While all the rest were hanging from plants, one caterpillar chose the left arm of a Miraculous Medal statue. This was particularly wondrous to us, and my wife, Lisa, who’s the one who has a special “thing” for butterflies, and thought of the garden to begin with, found no little bliss each time one hatched, urging each one on.
Finally, on January 12, the butterfly hanging from the statue, one of the last, hatched and Lisa named “her” Mary. As usual it perched next to the chrysalis.
Excited, she ran to the house for her cell phone but when she returned the butterfly was nowhere to be seen.
Instead — and ominously — a large crow squawked by from a nearby fountain.
Devastated, Lisa decided the crow had eaten it (as crows and other birds are wont to do). Nature is nature. But Lisa was devastated. There was something special about “Mary.”
A day later, I was wrapping some plants in the garden, preparing for a cold snap (twenty-eight predicted for the night), and when I brushed up against one near the statue, suddenly there was the butterfly, apparently jolted from a leaf and walking on the ground.

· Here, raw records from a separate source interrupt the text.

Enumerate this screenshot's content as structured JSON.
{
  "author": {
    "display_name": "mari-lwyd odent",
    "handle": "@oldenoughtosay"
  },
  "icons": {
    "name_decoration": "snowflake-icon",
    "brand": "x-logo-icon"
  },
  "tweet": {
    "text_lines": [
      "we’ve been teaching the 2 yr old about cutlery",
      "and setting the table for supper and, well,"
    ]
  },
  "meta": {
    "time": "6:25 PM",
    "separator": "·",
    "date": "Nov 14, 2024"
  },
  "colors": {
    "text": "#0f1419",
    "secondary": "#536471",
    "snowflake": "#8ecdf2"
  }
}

It hadn’t been eaten. It had survived after all. Lisa was ecstatic.
But what to do about the plummeting temperatures — and the fact that the butterfly still had not taken wing?
We had a few potted plants to feed them (the other garden was decimated by the cold), and when I offered a dianthus to the crawling insect, “Mary” promptly climbed aboard and began feeding on a flower.
We decided against putting it under a barrel for protection, instead bringing it into the garage, where there is a bird cage we don’t use. Although concerned it could crawl out, it seemed glued to the plant and still showed no signs (unlike others) of flying. Lisa “visited” the butterfly throughout the day, delighting in and chatting to it.
That was all good — we planned on releasing it two days later, when the cold was expected to break — but the butterfly had its own plans and suddenly had vanished. We searched the cage. We searched the plant — repeatedly. We searched the garage.
With so much stored there, it was a needle in a haystack.
We put out sugar water to attract it. We used banana peels. We placed the plant on the floor. Lisa prayed especially to Saint Joseph and Saint Anthony. Day after day, for the next week, we said prayers and glanced around hoping to see “Mary.”
Last Friday (1/21/23), a special prayer was said (to Jesus) to find the butterfly before it starved or was dehyrdated. It had been a week. It was suddenly starting to seem bleak. As per routine, we went to seven a.m. Mass, prayed a Scriptural Rosary, and when we got home, something made me stand where the cage had been and take one last look around, muttering another prayer.
Immediately after the short prayer, I turned to head from the garage and there it was, crawling on the floor: “Mary,” looking beautiful — no worse for the wear — and suddenly taking flight in the garage, landing on the slats of a window blind.
I rushed outside to grab the plant so we could entice her, trying to think of the best way of capturing the insect without damaging its wings. Didn’t want it to disappear again!
No need for a net.
When I opened the door to re-enter the garage, Lisa was walking slowing toward the door, motioning for quiet. The butterfly was on her face — perched on her upper right cheek near her nose. It had flown from the blinds and circled Lisa’s head three times before landing on her. I was stunned. So was Lisa, who was able to walk out the door without scaring it off. Once outside, “Mary,” freed and safe at last, flew over the garage and away.
[resources: books on miracles]